And follered him over to Camp Ben Wade,
And laid around fer a week er so,
Watchin’ Jim on dress-parade;
’Tel finally he rid away,
And last he heerd was the old man say,—
  “Well, good-by, Jim:
  Take keer of yourse’f!”
Tuk the papers, the old man did,
  A-watchin’ fer Jim,
Fully believin’ he ’d make his mark
Some way—jes’ wrapped up in him!
And many a time the word ’ud come
’At stirred him up like the tap of a drum:
At Petersburg, fer instunce, where
Jim rid right into their cannons there,
And tuk ’em, and p’inted ’em t’ other way,
And socked it home to the boys in gray,
As they skooted fer timber, and on and on—
Jim a lieutenant,—and one arm gone,—
And the old man’s words in his mind all day,—
  “Well, good-by, Jim:
  Take keer of yourse’f!”
Think of a private, now, perhaps,
  We ’ll say like Jim,
’At ’s clumb clean up to the shoulder-straps—
  And the old man jes’ wrapped up in him!
Think of him—with the war plum’ through,
And the glorious old Red-White-and-Blue
A-laughin’ the news down over Jim,
And the old man, bendin’ over him—
The surgeon turnin’ away with tears
’At had n’t leaked fer years and years,
As the hand of the dyin’ boy clung to
His Father’s, the old voice in his ears,—
  “Well, good-by, Jim:
  Take keer of yourse’f!”
The Way the Baby Slept
THIS is the way the baby slept:
  A mist of tresses backward thrown
By quavering sighs where kisses crept
  With yearnings she had never known:
The little hands were closely kept
  About a lily newly blown—
And God was with her. And we wept.—
And this is the way the baby slept.
The Way the Baby Woke
AND this is the way the baby woke:
  As when in deepest drops of dew
The shine and shadows sink and soak,
  The sweet eyes glimmered through and through;
And eddyings and dimples broke
  About the lips, and no one knew
Or could divine the words they spoke,—
And this is the way the baby woke.
When She Comes Home
WHEN she comes home again! A thousand ways
I fashion, to myself, the tenderness
Of my glad welcome: I shall tremble—yes;
And touch her, as when first in the old days

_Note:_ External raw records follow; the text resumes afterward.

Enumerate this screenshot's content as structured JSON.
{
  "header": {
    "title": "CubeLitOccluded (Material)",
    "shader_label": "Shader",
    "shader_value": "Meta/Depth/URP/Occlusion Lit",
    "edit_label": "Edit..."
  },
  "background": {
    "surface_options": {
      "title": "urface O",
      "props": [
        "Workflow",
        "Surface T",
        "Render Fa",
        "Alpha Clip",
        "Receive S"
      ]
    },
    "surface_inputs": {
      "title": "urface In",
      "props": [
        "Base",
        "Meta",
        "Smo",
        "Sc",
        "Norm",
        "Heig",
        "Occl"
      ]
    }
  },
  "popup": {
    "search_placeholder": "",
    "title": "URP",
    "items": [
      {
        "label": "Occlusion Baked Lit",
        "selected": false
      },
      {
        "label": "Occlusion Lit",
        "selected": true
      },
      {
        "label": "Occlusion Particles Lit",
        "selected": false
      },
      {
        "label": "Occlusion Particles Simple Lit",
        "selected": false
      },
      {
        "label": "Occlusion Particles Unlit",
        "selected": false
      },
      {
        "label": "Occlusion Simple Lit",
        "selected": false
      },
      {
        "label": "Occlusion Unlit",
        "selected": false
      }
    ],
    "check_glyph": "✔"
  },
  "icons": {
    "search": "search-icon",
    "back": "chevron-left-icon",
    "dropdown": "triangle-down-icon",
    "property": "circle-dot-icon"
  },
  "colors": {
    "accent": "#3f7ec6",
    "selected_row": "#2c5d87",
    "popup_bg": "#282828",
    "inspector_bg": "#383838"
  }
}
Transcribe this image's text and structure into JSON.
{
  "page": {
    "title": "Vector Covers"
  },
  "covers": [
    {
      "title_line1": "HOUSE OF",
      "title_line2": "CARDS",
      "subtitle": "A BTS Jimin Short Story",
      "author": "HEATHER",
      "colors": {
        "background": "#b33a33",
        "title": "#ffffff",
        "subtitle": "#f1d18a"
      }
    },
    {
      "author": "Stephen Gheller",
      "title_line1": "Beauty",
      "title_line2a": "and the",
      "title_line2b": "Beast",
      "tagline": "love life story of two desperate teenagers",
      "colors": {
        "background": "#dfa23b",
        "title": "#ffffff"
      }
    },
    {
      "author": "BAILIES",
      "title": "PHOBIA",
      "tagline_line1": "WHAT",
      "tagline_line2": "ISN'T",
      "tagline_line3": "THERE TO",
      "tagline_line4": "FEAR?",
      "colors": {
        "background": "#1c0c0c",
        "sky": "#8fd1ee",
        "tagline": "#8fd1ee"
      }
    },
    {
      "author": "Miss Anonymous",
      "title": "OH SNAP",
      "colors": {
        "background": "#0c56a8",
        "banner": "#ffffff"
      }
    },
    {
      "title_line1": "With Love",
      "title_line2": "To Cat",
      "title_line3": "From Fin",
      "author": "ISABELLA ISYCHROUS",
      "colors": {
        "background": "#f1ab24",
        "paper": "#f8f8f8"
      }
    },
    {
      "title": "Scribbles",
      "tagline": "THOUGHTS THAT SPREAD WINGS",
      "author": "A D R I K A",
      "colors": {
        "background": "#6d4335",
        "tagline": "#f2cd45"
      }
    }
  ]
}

I touched her girlish hand, nor dared upraise
Mine eyes, such was my faint heart’s sweet distress.
Then silence: and the perfume of her dress:
The room will sway a little, and a haze
Cloy eyesight—soulsight, even—for a space;
And tears—yes; and the ache here in the throat,
To know that I so ill deserve the place
Her arms make for me; and the sobbing note
I stay with kisses, ere the tearful face
Again is hidden in the old embrace.